Exercise instructions →
The required result is the number of lines below that hold the word "icon", stated without anything else.
(Exercise data begins)
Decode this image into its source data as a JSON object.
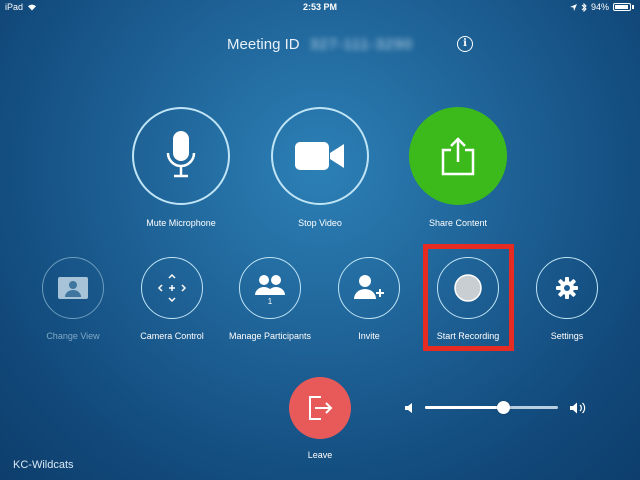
{
  "status_bar": {
    "device": "iPad",
    "time": "2:53 PM",
    "battery": "94%"
  },
  "meeting": {
    "label": "Meeting ID",
    "id": "327-111-3290",
    "info_symbol": "i"
  },
  "primary_controls": [
    {
      "label": "Mute Microphone",
      "icon": "microphone-icon"
    },
    {
      "label": "Stop Video",
      "icon": "video-camera-icon"
    },
    {
      "label": "Share Content",
      "icon": "share-icon"
    }
  ],
  "secondary_controls": [
    {
      "label": "Change View",
      "icon": "gallery-view-icon",
      "enabled": false
    },
    {
      "label": "Camera Control",
      "icon": "camera-control-icon",
      "enabled": true
    },
    {
      "label": "Manage Participants",
      "icon": "participants-icon",
      "badge": "1",
      "enabled": true
    },
    {
      "label": "Invite",
      "icon": "add-person-icon",
      "enabled": true
    },
    {
      "label": "Start Recording",
      "icon": "record-icon",
      "enabled": true,
      "highlighted": true
    },
    {
      "label": "Settings",
      "icon": "gear-icon",
      "enabled": true
    }
  ],
  "leave": {
    "label": "Leave",
    "icon": "leave-icon"
  },
  "volume": {
    "level": 0.59
  },
  "room_name": "KC-Wildcats",
  "colors": {
    "share_green": "#3dba1b",
    "leave_red": "#e85a5a",
    "highlight_red": "#e62b22",
    "ring": "#bfe4f5"
  }
}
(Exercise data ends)
Written response →
10